(App and web page records)
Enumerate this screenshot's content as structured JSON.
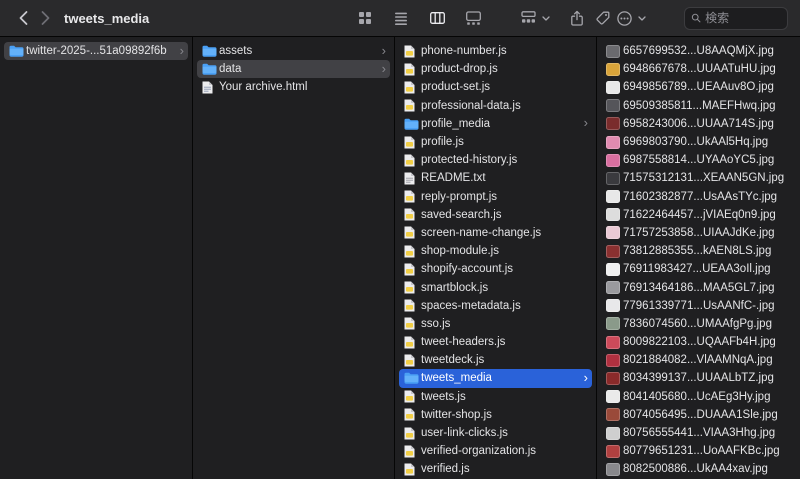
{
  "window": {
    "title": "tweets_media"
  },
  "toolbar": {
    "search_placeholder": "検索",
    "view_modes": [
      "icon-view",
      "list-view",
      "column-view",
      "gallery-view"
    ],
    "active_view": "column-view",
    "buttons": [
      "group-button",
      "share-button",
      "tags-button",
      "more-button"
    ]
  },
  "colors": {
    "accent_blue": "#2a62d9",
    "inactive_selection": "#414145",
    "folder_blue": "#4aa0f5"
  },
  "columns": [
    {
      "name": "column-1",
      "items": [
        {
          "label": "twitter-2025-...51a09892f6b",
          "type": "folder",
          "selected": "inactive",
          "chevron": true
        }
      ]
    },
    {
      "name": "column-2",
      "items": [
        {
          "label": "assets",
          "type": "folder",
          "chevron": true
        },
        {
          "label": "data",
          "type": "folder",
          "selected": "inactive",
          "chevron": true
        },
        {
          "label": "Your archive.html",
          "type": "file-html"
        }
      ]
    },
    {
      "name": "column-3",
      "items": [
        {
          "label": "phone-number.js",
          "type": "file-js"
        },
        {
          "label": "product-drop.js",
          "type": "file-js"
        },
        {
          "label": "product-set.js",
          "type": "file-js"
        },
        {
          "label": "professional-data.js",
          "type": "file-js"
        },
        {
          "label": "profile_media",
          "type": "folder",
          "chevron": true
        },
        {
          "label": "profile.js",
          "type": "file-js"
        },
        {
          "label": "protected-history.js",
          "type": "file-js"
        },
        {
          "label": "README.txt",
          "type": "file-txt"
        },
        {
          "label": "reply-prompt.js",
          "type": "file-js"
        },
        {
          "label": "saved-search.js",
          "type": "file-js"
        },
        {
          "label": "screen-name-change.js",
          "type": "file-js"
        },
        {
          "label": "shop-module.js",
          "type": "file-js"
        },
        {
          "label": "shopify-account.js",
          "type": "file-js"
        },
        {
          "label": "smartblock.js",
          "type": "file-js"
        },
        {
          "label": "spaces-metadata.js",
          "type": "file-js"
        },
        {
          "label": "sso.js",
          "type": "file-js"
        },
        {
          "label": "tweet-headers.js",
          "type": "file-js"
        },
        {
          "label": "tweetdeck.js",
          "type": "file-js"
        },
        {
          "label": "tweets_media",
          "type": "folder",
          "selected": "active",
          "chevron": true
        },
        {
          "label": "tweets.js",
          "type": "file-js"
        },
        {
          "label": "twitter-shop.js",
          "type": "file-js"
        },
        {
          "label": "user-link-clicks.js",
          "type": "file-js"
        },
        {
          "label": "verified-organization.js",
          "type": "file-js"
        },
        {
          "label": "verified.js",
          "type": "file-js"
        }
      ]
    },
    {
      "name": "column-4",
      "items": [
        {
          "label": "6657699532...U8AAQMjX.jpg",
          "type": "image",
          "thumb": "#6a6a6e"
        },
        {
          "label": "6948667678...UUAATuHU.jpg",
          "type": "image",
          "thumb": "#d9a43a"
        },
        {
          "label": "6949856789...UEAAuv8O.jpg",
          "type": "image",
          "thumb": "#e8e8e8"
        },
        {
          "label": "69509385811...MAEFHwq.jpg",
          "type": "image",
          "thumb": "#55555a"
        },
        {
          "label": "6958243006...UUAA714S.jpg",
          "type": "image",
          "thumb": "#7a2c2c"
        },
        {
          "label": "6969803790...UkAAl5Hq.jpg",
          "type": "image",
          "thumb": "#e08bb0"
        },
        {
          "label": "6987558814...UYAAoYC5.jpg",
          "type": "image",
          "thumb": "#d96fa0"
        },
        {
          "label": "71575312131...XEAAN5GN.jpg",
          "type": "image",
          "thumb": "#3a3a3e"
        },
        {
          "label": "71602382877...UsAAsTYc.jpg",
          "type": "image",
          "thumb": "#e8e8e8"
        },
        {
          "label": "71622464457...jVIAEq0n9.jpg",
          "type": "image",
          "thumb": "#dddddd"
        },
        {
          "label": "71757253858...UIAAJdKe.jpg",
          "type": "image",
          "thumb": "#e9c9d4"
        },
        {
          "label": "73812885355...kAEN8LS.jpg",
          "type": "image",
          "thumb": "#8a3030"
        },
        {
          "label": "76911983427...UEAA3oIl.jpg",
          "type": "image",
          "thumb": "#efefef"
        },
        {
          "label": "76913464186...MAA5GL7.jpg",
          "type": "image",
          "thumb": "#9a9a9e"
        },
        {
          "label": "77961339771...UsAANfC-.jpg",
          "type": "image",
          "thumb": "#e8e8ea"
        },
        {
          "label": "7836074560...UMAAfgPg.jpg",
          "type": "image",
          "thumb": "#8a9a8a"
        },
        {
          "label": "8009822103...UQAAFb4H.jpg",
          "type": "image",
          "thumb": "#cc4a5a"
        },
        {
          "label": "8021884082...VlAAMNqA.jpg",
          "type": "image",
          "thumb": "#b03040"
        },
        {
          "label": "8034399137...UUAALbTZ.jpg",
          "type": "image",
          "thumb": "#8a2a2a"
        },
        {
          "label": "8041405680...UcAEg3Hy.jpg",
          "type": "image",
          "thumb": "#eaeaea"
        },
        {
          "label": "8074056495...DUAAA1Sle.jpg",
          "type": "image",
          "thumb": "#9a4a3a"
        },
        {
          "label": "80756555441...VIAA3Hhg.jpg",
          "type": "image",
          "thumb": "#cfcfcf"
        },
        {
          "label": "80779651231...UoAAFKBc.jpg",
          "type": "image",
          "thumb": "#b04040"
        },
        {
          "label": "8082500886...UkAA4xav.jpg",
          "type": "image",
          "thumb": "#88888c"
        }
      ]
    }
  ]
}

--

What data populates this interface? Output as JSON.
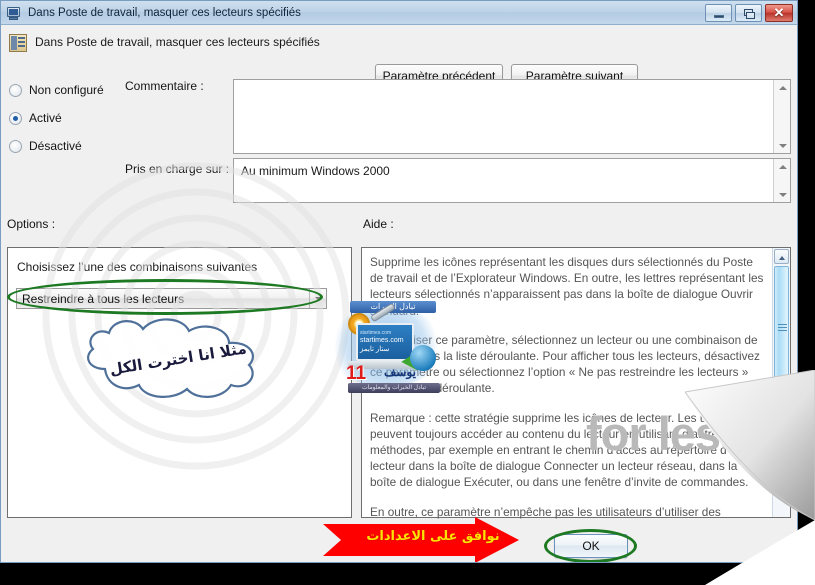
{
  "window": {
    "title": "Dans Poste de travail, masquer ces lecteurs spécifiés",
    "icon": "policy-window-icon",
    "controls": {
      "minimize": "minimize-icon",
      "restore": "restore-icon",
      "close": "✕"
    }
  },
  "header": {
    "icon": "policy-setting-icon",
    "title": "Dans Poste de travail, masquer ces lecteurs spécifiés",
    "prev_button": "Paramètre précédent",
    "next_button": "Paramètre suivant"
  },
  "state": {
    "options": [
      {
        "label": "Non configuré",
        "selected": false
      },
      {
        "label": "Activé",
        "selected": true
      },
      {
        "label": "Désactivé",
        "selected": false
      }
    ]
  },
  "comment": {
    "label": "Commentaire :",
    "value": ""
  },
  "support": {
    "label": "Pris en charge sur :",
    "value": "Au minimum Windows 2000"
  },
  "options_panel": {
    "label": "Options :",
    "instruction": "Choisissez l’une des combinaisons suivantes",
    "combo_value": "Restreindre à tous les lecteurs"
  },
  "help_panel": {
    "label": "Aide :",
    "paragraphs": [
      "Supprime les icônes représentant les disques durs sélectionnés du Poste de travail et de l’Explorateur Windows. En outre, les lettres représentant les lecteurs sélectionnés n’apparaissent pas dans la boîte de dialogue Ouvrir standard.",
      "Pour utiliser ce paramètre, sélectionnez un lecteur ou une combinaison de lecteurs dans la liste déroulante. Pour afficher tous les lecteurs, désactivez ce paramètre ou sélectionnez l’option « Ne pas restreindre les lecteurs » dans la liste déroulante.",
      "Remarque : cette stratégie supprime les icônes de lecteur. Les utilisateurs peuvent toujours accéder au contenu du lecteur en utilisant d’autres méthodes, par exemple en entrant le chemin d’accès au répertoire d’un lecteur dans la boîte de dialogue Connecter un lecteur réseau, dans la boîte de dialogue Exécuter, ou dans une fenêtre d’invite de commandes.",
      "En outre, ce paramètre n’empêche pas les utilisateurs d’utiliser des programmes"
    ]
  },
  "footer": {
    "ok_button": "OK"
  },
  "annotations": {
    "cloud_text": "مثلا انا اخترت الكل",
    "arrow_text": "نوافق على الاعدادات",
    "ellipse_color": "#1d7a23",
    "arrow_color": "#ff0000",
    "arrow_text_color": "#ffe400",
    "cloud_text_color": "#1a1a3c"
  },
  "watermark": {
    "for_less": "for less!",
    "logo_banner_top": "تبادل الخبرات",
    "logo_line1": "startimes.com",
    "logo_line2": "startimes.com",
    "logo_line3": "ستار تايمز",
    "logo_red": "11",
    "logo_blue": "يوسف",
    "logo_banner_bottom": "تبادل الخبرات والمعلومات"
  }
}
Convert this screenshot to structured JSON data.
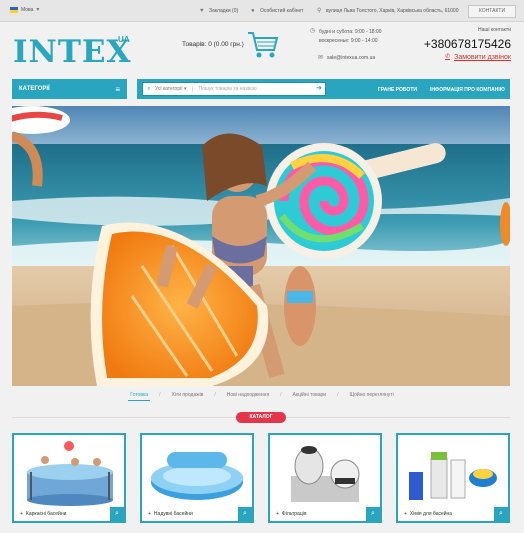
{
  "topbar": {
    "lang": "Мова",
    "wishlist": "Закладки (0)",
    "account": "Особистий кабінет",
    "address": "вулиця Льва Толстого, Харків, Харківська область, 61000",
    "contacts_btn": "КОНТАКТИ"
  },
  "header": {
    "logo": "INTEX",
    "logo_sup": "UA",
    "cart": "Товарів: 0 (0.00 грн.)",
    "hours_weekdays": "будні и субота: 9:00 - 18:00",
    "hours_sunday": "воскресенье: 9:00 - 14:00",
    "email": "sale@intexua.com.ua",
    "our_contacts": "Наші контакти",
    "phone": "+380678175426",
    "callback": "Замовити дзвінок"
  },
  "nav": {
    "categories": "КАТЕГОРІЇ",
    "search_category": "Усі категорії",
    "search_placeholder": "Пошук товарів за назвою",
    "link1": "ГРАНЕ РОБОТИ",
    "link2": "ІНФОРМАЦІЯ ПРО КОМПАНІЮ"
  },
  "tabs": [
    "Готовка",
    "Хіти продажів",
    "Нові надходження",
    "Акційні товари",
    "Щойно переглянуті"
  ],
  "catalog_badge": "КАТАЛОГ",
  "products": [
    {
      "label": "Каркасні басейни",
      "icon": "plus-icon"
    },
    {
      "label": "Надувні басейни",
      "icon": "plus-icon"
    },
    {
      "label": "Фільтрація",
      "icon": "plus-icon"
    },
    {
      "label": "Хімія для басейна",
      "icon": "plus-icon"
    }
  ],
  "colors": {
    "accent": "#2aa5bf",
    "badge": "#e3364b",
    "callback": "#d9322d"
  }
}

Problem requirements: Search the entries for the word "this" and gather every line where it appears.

Result:
Enumerate this screenshot's content as structured JSON.
What data populates this interface? Output as JSON.
Convert this screenshot to structured JSON data.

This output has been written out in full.